Engage with the crowd, Tiger. Sign autographs, let down the facade of elitism, grand standing and grandiose. You miss an eagle putt by the width of a blade of Zoysiagrass and act like the sky has fell. Look at your peers, they work the crowd and appreciate their fans by shaking hands, signing golf balls, hats, gloves and the like.
Relax, have fun and open the door to all those fans that paid you all that money, cause no denying it they did through buying all those products you endorsed. Until you do, you're just another highly/over paid athlete hoping for that one last bit of glory. Am I one of his fans? Nope; never bought a Tiger product and best that I can recall, no Tiger sponsored product either. But I am a fan of the game.
So what can we expect out of Tiger the remainder of the golf season. He hasn't qualified for the FedEx Cup and last I heard he's not playing next week at the Wyndham Championship so who knows. Probably not much or perhaps its off to the pet store for another bag of kitty litter? Or grab a bushel basket and head to the orchard for more cherry picking next season?
So one last piece of advice for Mr. Woods or one last opine on my part ...read some of the following books, you might re-capture the fun of the sport and some inspiration along the way: (now when you read some of the titles of the books, I know what you may be thinking but yes, they are all real books, real titles, click away to find out more.)
No matter how bad you play on the course (I've played more bad rounds than good) and how frustrating it can be, its still one heck of a fun game!
Who's your Caddy? by Rick Reilly
How To Really Stink at Golf, by Jeff Foxworthy
Golf My Own Damn Way, by John Daly
My Life In and Out of the Rough, by John Daly
A Golfer's Life by Arnold Palmer with James Dodson
Caddy for Life by John Feinstein
Bud, Sweat and Tees, by Alan Shipnick
Confessions of a Hooker, My Lifelong Love Affair with Golf, by Bob Hope
Golf's Short Game for Dummies
I Call the Shots, by Johnny Miller
The Mysterious Montague, by Leigh Montville
A Son of the Game, by James Dodson
Tales from Q School by John Feinstein
A Good Walk Spoiled by John Feinstein
Always by My Side by Jim Nantz
The Majors by John Feinstein
Zinger by Paul Azinger
Golf Dreams by John Updike
The Match by Mark Frost
The Game for a Lifetime; Little Red Book; And if you Play Golf, you're my Friend - all by Harvey Penick
Open by John Feinstein
Payne Stewart by Tracey Stewart
One Magical Sunday by Phil Mickelson
Zen Golf by Dr. Josef Parent
Playing by the Rules by Arnold Palmer

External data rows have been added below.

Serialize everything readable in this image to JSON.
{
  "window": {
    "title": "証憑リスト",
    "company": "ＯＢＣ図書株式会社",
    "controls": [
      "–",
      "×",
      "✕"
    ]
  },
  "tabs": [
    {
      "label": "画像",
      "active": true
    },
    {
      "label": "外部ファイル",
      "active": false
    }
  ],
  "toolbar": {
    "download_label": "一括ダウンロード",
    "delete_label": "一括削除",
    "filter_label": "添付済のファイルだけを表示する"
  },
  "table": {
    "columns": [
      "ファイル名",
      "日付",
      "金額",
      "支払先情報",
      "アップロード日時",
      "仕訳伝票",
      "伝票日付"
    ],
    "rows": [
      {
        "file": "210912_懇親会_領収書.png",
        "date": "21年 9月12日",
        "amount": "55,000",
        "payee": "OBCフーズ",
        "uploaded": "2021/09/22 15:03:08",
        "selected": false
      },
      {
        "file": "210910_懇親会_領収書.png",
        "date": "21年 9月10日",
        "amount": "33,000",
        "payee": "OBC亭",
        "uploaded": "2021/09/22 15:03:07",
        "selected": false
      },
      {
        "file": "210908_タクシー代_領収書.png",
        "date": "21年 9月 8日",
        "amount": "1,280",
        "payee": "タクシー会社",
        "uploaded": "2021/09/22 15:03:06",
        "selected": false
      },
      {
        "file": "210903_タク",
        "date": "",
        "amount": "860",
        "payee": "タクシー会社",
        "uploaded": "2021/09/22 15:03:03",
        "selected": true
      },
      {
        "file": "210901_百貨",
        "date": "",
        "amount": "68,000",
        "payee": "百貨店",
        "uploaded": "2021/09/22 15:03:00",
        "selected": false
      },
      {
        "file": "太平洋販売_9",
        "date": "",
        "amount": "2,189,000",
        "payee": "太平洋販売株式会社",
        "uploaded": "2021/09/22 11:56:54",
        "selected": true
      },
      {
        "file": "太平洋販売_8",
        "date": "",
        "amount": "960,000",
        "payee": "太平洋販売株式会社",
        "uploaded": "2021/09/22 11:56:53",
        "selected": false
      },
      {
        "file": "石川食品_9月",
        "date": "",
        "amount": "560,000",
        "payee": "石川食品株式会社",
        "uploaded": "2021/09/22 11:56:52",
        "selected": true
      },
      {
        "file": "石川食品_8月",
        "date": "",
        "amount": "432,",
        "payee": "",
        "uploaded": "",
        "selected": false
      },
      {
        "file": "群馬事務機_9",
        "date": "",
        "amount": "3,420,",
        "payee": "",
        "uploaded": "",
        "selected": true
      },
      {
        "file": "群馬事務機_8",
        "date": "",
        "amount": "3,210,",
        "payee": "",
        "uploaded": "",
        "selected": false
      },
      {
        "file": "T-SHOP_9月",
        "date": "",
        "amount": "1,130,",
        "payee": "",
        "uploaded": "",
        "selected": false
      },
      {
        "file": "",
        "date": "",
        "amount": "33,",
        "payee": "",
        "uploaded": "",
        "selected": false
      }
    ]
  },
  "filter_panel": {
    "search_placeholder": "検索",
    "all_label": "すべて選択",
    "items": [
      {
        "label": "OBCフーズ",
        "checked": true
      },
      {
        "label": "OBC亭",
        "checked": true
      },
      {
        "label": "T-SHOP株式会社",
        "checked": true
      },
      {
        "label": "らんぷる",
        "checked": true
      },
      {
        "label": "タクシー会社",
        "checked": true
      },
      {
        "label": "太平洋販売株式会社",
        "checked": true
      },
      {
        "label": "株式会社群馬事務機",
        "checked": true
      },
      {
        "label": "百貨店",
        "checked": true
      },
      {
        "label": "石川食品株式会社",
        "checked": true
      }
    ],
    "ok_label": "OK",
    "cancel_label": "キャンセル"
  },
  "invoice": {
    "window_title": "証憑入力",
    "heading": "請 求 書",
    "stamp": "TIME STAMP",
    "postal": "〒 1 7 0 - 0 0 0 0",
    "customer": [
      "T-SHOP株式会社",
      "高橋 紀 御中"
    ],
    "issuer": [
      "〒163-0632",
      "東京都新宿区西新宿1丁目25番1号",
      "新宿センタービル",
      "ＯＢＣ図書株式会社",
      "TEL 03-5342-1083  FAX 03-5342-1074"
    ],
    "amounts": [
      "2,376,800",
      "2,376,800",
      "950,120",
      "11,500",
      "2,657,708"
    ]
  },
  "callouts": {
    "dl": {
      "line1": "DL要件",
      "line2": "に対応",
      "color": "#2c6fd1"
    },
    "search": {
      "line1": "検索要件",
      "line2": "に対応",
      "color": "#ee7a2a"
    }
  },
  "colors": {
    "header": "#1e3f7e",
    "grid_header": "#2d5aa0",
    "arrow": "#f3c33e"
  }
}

Golf by Alstair Cooke
Cinderella Story by Bill Murray
Golf and Life by Jack Nicklaus
My Story by Jack Nicklaus
The Masters by Curt Sampson
Getting Up and Down by Ken Venturi
One Magical Sunday by various journalists